Drosera glanduligera NE Tasmania.jpg
Drosera glanduligera growing on the foothills of Mount Cameron, in northeastern Tasmania, Australia
Scientific classification
Kingdom: Plantae
(unranked): Angiosperms
(unranked): Eudicots
(unranked): Core eudicots
Order: Caryophyllales
Family: Droseraceae
Genus: Drosera
Subgenus: Coelophylla
(Planch.) Schlauer
Species: D. glanduligera
Binomial name
Drosera glanduligera

Drosera glanduligera, the pimpernel sundew,[1] is a rosetted annual species in the carnivorous plant genus Drosera that is endemic to Australia. It is 2.5–6 cm (1–2 in) tall and grows in most soil conditions. It produces orange flowers from August to November. It was originally described in 1844 by Johann Georg Christian Lehmann.[1] It is the sole species in the subgenus Coelophylla, which Jan Schlauer elevated from section rank in 1996; it was originally described by Jules Émile Planchon in 1848.[2]

The trapping mechanism of this species is unique in that it combines features of both flypaper and snap traps; it has been termed a catapult-flypaper trap.[3] Non-flying insects trigger this catapult when certain plant cells break.[4] Then this process cannot be repeated until the plant grows new tentacles.[4]

Drosera glanduligera capturing fruit flies using its catapulting tentacles
Slow motion video showing bending of a single snap-tentacle after manual stimulation with a nylon thread

See also[edit]
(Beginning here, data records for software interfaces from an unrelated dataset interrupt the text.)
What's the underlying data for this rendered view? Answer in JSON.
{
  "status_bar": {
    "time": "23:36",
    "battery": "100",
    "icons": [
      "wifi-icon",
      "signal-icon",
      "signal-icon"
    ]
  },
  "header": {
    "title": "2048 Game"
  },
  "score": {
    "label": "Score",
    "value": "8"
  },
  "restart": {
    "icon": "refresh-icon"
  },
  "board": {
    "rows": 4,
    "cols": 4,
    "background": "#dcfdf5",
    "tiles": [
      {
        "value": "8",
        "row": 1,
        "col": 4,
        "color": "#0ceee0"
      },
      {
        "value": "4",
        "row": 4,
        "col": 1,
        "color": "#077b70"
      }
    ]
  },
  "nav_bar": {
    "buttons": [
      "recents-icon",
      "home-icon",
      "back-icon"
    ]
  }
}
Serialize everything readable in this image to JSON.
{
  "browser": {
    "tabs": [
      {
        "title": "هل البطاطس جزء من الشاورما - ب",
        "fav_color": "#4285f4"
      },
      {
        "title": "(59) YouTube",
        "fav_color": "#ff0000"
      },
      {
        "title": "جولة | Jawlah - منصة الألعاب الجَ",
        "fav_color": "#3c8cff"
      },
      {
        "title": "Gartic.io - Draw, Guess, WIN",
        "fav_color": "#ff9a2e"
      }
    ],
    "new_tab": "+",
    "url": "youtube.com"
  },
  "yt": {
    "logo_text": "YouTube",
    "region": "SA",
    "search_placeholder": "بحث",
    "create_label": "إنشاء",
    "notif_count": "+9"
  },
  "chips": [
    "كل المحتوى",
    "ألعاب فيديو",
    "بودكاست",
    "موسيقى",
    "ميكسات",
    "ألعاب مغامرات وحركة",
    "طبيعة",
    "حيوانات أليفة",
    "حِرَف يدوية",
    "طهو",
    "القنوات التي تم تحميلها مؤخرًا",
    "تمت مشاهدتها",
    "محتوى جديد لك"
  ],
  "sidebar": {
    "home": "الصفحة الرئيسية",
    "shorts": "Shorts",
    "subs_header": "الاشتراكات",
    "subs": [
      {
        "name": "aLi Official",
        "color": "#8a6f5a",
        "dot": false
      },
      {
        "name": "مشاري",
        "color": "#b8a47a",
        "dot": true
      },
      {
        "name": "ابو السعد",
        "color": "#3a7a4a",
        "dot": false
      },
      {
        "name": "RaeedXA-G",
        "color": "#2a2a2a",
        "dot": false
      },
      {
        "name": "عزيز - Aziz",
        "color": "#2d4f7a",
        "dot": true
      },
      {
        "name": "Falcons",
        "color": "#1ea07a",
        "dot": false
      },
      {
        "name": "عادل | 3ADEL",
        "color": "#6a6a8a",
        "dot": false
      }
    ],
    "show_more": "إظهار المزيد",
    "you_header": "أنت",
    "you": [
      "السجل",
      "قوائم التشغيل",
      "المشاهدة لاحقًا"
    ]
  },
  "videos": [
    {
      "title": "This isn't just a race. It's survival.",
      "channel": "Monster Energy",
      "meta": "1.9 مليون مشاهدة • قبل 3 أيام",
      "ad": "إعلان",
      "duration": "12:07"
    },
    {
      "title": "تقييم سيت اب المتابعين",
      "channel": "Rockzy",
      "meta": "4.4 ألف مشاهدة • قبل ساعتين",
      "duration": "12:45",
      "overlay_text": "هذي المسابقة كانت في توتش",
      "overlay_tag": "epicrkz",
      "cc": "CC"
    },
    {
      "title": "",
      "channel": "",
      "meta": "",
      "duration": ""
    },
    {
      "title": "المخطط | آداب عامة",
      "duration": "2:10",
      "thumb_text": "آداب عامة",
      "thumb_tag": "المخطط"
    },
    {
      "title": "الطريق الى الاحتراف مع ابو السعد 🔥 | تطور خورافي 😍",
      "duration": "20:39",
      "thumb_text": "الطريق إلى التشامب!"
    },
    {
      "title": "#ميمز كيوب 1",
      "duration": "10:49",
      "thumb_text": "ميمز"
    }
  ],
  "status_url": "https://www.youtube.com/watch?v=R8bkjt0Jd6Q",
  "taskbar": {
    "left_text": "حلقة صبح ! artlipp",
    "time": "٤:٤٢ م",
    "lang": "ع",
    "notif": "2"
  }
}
  1. ^ a b "Drosera glanduligera". FloraBase. Department of Environment and Conservation, Government of Western Australia. 
  2. ^ Schlauer, Jan. 1996. A dichotomous key to the genus Drosera L. (Droseraceae). Carnivorous Plant Newsletter, 25:67-88.
  3. ^ Poppinga, S., Hartmeyer, S.R.H., Seidel, R., Masselter, T., Hartmeyer, I. & Speck, T. 2012. Catapulting tentacles in a sticky carnivorous plant. PLoS ONE 7(9) e45735. doi:10.1371/journal.pone.0045735 PMID 23049849
  4. ^ a b "Scientists discover carnivorous plant using sticky catapulting tentacles". University of Freiburg. Science Network: Western Australia. November 21, 2012. Retrieved November 29, 2012.